Time — by Gina
This week my father-in-law was in the emergency room for severe stomach pain. He is better, thankfully, but it has been a crazy week for me since my husband has been working long shifts, and I was the only one available to deal with “Grampa”: visiting, picking up stuff from his apartment, picking him up upon being discharged, then driving him around town for his various errands. It was an unseasonably warm and sunny weekend and not what I really wanted to be doing, but of course I had no choice.
Then there were all of the other “things to do” for the week: creating and mailing out my daughter’s birthday party invitations, shuttling her around to school and activities, celebrating my husband’s birthday, two work events, late meetings, working full-time, and all of the other usual stuff (laundry, dishes, etc.) Not to mention two separate emergency deliveries to my niece (backpack forgotten in my car) and nephew (change of clothing after a classmate spilled chocolate milk all over him.)
Yet, when a good friend who is going through some tough times asked me why I hadn’t called her in a while, I couldn’t come up with a good excuse. “I’ve been so busy” sounds like such a cop-out…I mean, everyone is busy, right? But when I actually sat down and thought about why I hadn’t called, I realized it wasn’t just that I didn’t have time, I never seemed to have the RIGHT time. By that I mean, I never seem to have “phone time”, that precious luxury that I am only now realizing existed only in my pre-mommy world. I have always had very busy jobs, so I always (and still do) had to rush my friends off the phone with a “Can I call ya later, work is crazy? Thanks!” I’d wait until after dinner when I could sprawl out on my couch and really catch up…laughing and having lots of good girl talk. Now, as the mother of a 3 ½ year old, those opportunities never seem to come anymore. I still entertain the thought that I will be able to find time for a good chat after Gianna’s asleep, but since she has trouble falling asleep and staying in her own bed, that phone time never seems to come for me. I spend the night going up and down the stairs to her room, as she calls me to come stay with her because she is afraid, or because she “has too much energy.” Then when I think she is finally asleep, I am exhausted from working all day and parenting all evening. Also, once the house is quiet, I feel obligated to speak low so as not to wake my daughter. This is also the time I do a load of laundry, straighten up the house and get ready for the next day.
The only phone calls I seem to get a chance to make on weeknights is to return calls, mostly to my family and my in-laws, arranging visits, exchanging babysitting duties, and checking in on how everyone is feeling.
I made amends with my friend – I devoted a very long phone call to her which thank goodness Gianna cooperated with by going to bed on time.

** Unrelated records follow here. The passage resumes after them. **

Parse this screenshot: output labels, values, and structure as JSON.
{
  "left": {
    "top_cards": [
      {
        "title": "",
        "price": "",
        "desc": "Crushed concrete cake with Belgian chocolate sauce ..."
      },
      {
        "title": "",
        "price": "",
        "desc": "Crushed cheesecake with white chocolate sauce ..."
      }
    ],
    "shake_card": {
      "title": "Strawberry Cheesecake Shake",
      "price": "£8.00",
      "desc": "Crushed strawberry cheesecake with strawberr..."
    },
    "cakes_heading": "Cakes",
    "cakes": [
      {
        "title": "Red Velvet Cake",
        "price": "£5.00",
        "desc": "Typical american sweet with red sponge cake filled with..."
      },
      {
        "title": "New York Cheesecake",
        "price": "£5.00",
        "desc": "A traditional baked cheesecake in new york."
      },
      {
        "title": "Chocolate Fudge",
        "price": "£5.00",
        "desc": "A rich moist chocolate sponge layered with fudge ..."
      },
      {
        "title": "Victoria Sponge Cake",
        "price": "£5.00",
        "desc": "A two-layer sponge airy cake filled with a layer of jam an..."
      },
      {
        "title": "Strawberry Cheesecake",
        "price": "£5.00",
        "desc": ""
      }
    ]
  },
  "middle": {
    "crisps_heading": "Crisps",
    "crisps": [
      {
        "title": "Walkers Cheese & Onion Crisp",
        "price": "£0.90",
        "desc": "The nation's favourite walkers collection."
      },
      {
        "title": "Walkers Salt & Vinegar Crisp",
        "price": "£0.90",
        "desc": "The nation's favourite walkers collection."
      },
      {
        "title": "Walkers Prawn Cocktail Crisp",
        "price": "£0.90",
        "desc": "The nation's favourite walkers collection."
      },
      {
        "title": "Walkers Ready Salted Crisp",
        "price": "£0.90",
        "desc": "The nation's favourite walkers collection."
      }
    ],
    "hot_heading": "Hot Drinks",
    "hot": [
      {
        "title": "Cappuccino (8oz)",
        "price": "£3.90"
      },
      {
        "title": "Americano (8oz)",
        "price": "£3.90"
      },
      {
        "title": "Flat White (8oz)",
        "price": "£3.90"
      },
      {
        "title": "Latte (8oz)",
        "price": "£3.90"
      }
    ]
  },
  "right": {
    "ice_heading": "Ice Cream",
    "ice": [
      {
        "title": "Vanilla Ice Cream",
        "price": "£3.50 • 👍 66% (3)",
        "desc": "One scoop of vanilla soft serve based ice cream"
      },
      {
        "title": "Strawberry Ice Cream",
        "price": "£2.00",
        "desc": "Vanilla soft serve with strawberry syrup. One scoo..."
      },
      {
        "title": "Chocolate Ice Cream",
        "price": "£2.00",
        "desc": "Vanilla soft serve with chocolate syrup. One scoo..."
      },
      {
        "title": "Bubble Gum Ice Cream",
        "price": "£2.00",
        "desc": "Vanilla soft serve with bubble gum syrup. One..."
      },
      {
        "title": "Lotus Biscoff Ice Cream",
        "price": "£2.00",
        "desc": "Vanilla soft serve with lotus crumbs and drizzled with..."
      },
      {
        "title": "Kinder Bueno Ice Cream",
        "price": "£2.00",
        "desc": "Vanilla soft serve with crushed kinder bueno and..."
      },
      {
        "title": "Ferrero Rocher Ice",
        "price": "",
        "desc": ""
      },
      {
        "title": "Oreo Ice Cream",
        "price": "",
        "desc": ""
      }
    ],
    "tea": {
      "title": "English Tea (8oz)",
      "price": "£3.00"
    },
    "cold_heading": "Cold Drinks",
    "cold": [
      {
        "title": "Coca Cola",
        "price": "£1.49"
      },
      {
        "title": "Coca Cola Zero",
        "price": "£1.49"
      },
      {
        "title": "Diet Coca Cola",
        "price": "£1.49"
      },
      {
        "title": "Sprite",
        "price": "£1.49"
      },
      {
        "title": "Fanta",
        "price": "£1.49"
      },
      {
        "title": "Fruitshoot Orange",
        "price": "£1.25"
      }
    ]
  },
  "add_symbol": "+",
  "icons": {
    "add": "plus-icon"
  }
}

I assured her that although I don’t have the kind of time I used to have, I am still here for her no matter what and will find a way to make time to talk more often (haven’t figured that part out yet…) She doesn’t have children yet but I think she understands – I hope so. When we moms say we don’t have time for something, it isn’t an excuse… it is our reality – that our time is just not our own anymore no matter how many more hours we could use in the day. We can carve out time here and there once our kids are old enough for babysitters but in the meantime, it is a big adjustment and a real balancing act to find time to do the things WE want to do. I have heard it gets easier as our kids get older, but for now, I can only hope that friends understand, just as I am understanding when plans get canceled or my calls go unanswered. I think that is part of being a good friend – being flexible and forgiving – none of us are perfect and we are all doing our best to get as much as we can done in one day. These are the times I wish I could work only part-time, but for now I have to find a way to make it all work.
I have another good friend who had her three children in her early twenties. When I don’t have time for the long gab fests, she understands and lets me slide. I was able to see her for a brief visit recently and it was like no time had passed. Those are the moments you realize that true friendship endures through all the highs and lows of raising children, trying to have a career, and not having enough time for either. We sat in her mom’s kitchen, talking and laughing like we did when we were 17. In those moments, time – be it how much has passed, or how much more of it we wish we had – just doesn’t matter so much…well, at least for a moment, anyway.